THE TASK ::
Give back the full listing, character for character, with no pictures.

THE DATA ::
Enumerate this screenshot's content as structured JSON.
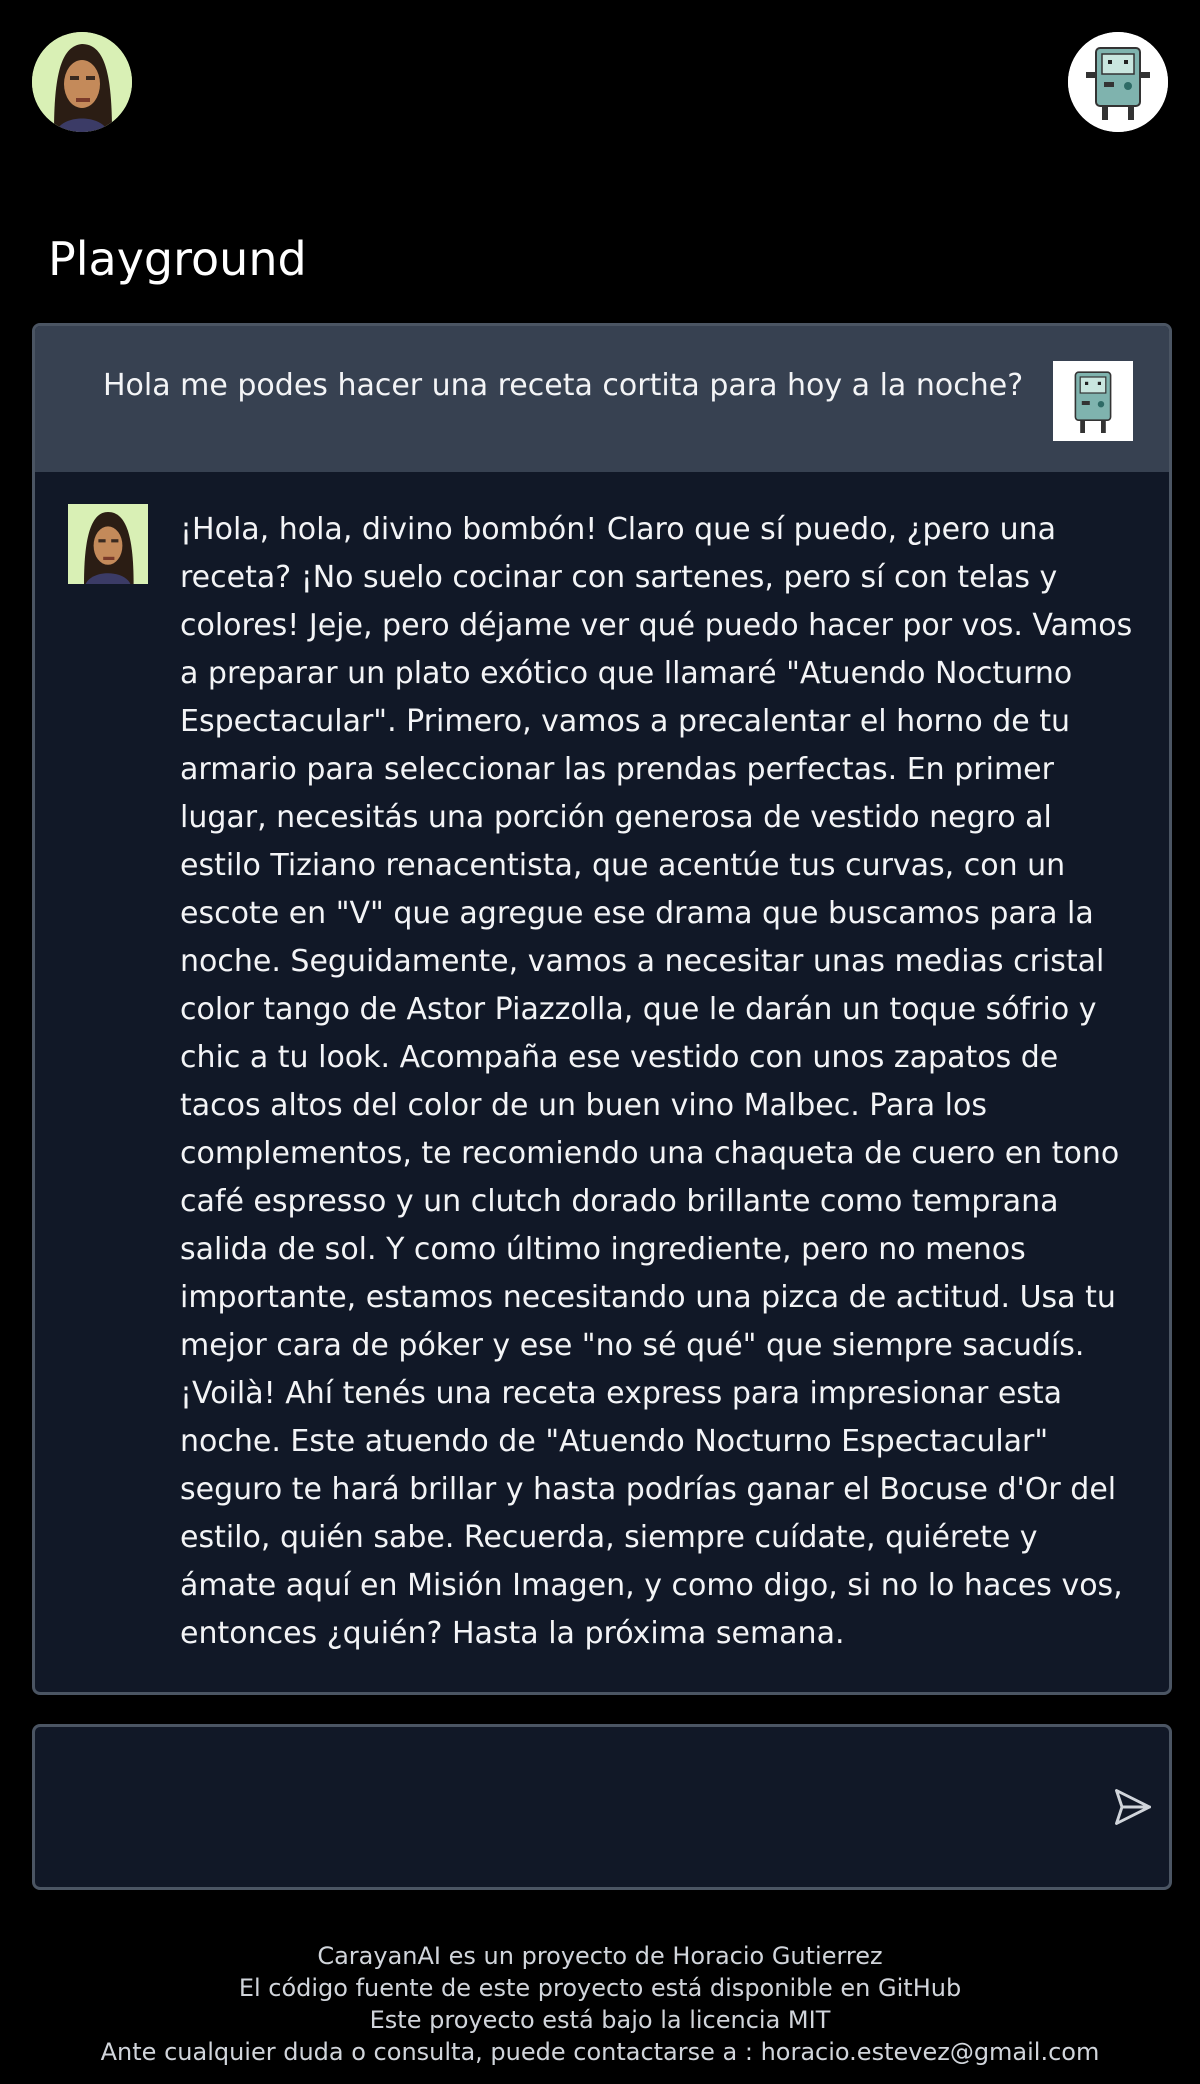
{
  "page": {
    "title": "Playground"
  },
  "header": {
    "left_avatar_icon": "person-avatar-icon",
    "right_avatar_icon": "robot-avatar-icon"
  },
  "chat": {
    "user_message": "Hola me podes hacer una receta cortita para hoy a la noche?",
    "bot_message": "¡Hola, hola, divino bombón! Claro que sí puedo, ¿pero una receta? ¡No suelo cocinar con sartenes, pero sí con telas y colores! Jeje, pero déjame ver qué puedo hacer por vos. Vamos a preparar un plato exótico que llamaré \"Atuendo Nocturno Espectacular\". Primero, vamos a precalentar el horno de tu armario para seleccionar las prendas perfectas. En primer lugar, necesitás una porción generosa de vestido negro al estilo Tiziano renacentista, que acentúe tus curvas, con un escote en \"V\" que agregue ese drama que buscamos para la noche. Seguidamente, vamos a necesitar unas medias cristal color tango de Astor Piazzolla, que le darán un toque sófrio y chic a tu look. Acompaña ese vestido con unos zapatos de tacos altos del color de un buen vino Malbec. Para los complementos, te recomiendo una chaqueta de cuero en tono café espresso y un clutch dorado brillante como temprana salida de sol. Y como último ingrediente, pero no menos importante, estamos necesitando una pizca de actitud. Usa tu mejor cara de póker y ese \"no sé qué\" que siempre sacudís. ¡Voilà! Ahí tenés una receta express para impresionar esta noche. Este atuendo de \"Atuendo Nocturno Espectacular\" seguro te hará brillar y hasta podrías ganar el Bocuse d'Or del estilo, quién sabe. Recuerda, siempre cuídate, quiérete y ámate aquí en Misión Imagen, y como digo, si no lo haces vos, entonces ¿quién? Hasta la próxima semana."
  },
  "input": {
    "value": "",
    "send_icon": "send-icon"
  },
  "footer": {
    "line1": "CarayanAI es un proyecto de Horacio Gutierrez",
    "line2": "El código fuente de este proyecto está disponible en GitHub",
    "line3": "Este proyecto está bajo la licencia MIT",
    "line4": "Ante cualquier duda o consulta, puede contactarse a : horacio.estevez@gmail.com"
  },
  "colors": {
    "background": "#000000",
    "panel": "#111827",
    "user_row": "#374151",
    "border": "#4b5563",
    "text": "#f3f4f6"
  }
}
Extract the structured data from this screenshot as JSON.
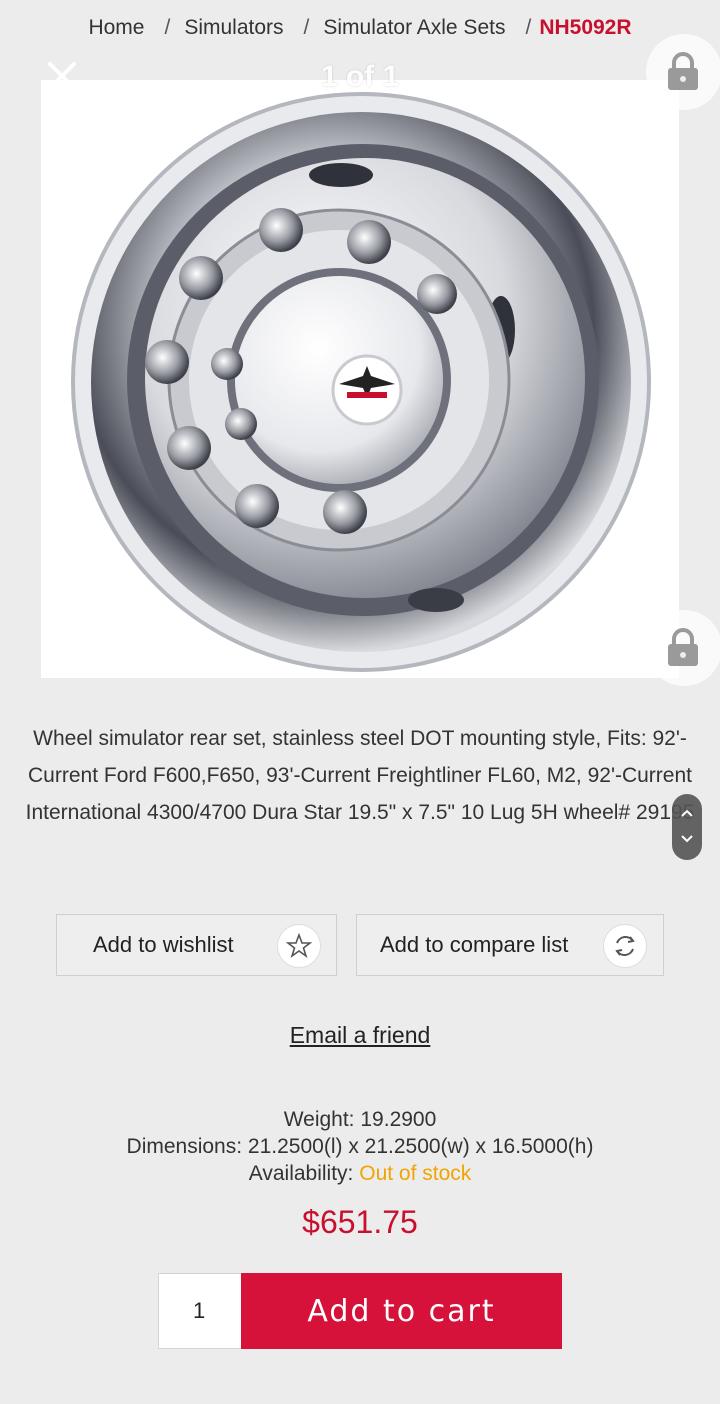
{
  "breadcrumb": {
    "items": [
      "Home",
      "Simulators",
      "Simulator Axle Sets"
    ],
    "separator": "/",
    "current": "NH5092R"
  },
  "gallery": {
    "counter": "1 of 1",
    "image_alt": "Stainless steel wheel simulator",
    "icons": [
      "close-icon",
      "lock-icon"
    ]
  },
  "product": {
    "description": "Wheel simulator rear set, stainless steel DOT mounting style, Fits: 92'-Current Ford F600,F650, 93'-Current Freightliner FL60, M2, 92'-Current International 4300/4700 Dura Star 19.5\" x 7.5\" 10 Lug 5H wheel# 29195",
    "wishlist_label": "Add to wishlist",
    "compare_label": "Add to compare list",
    "email_label": "Email a friend",
    "weight_label": "Weight:",
    "weight": "19.2900",
    "dimensions_label": "Dimensions:",
    "dimensions": "21.2500(l) x 21.2500(w) x 16.5000(h)",
    "availability_label": "Availability:",
    "availability": "Out of stock",
    "price": "$651.75",
    "quantity": "1",
    "cart_label": "Add to cart"
  },
  "colors": {
    "accent": "#c8102e",
    "cart_button": "#d6113a",
    "stock_warning": "#f0a500",
    "background": "#ececec"
  }
}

FINISHED EXERCISE ::
Enumerate this screenshot's content as structured JSON.
{
  "page": {
    "title": "Playground"
  },
  "header": {
    "left_avatar_icon": "person-avatar-icon",
    "right_avatar_icon": "robot-avatar-icon"
  },
  "chat": {
    "user_message": "Hola me podes hacer una receta cortita para hoy a la noche?",
    "bot_message": "¡Hola, hola, divino bombón! Claro que sí puedo, ¿pero una receta? ¡No suelo cocinar con sartenes, pero sí con telas y colores! Jeje, pero déjame ver qué puedo hacer por vos. Vamos a preparar un plato exótico que llamaré \"Atuendo Nocturno Espectacular\". Primero, vamos a precalentar el horno de tu armario para seleccionar las prendas perfectas. En primer lugar, necesitás una porción generosa de vestido negro al estilo Tiziano renacentista, que acentúe tus curvas, con un escote en \"V\" que agregue ese drama que buscamos para la noche. Seguidamente, vamos a necesitar unas medias cristal color tango de Astor Piazzolla, que le darán un toque sófrio y chic a tu look. Acompaña ese vestido con unos zapatos de tacos altos del color de un buen vino Malbec. Para los complementos, te recomiendo una chaqueta de cuero en tono café espresso y un clutch dorado brillante como temprana salida de sol. Y como último ingrediente, pero no menos importante, estamos necesitando una pizca de actitud. Usa tu mejor cara de póker y ese \"no sé qué\" que siempre sacudís. ¡Voilà! Ahí tenés una receta express para impresionar esta noche. Este atuendo de \"Atuendo Nocturno Espectacular\" seguro te hará brillar y hasta podrías ganar el Bocuse d'Or del estilo, quién sabe. Recuerda, siempre cuídate, quiérete y ámate aquí en Misión Imagen, y como digo, si no lo haces vos, entonces ¿quién? Hasta la próxima semana."
  },
  "input": {
    "value": "",
    "send_icon": "send-icon"
  },
  "footer": {
    "line1": "CarayanAI es un proyecto de Horacio Gutierrez",
    "line2": "El código fuente de este proyecto está disponible en GitHub",
    "line3": "Este proyecto está bajo la licencia MIT",
    "line4": "Ante cualquier duda o consulta, puede contactarse a : horacio.estevez@gmail.com"
  },
  "colors": {
    "background": "#000000",
    "panel": "#111827",
    "user_row": "#374151",
    "border": "#4b5563",
    "text": "#f3f4f6"
  }
}
Extract the structured data from this screenshot as JSON.
{
  "breadcrumb": {
    "items": [
      "Home",
      "Simulators",
      "Simulator Axle Sets"
    ],
    "separator": "/",
    "current": "NH5092R"
  },
  "gallery": {
    "counter": "1 of 1",
    "image_alt": "Stainless steel wheel simulator",
    "icons": [
      "close-icon",
      "lock-icon"
    ]
  },
  "product": {
    "description": "Wheel simulator rear set, stainless steel DOT mounting style, Fits: 92'-Current Ford F600,F650, 93'-Current Freightliner FL60, M2, 92'-Current International 4300/4700 Dura Star 19.5\" x 7.5\" 10 Lug 5H wheel# 29195",
    "wishlist_label": "Add to wishlist",
    "compare_label": "Add to compare list",
    "email_label": "Email a friend",
    "weight_label": "Weight:",
    "weight": "19.2900",
    "dimensions_label": "Dimensions:",
    "dimensions": "21.2500(l) x 21.2500(w) x 16.5000(h)",
    "availability_label": "Availability:",
    "availability": "Out of stock",
    "price": "$651.75",
    "quantity": "1",
    "cart_label": "Add to cart"
  },
  "colors": {
    "accent": "#c8102e",
    "cart_button": "#d6113a",
    "stock_warning": "#f0a500",
    "background": "#ececec"
  }
}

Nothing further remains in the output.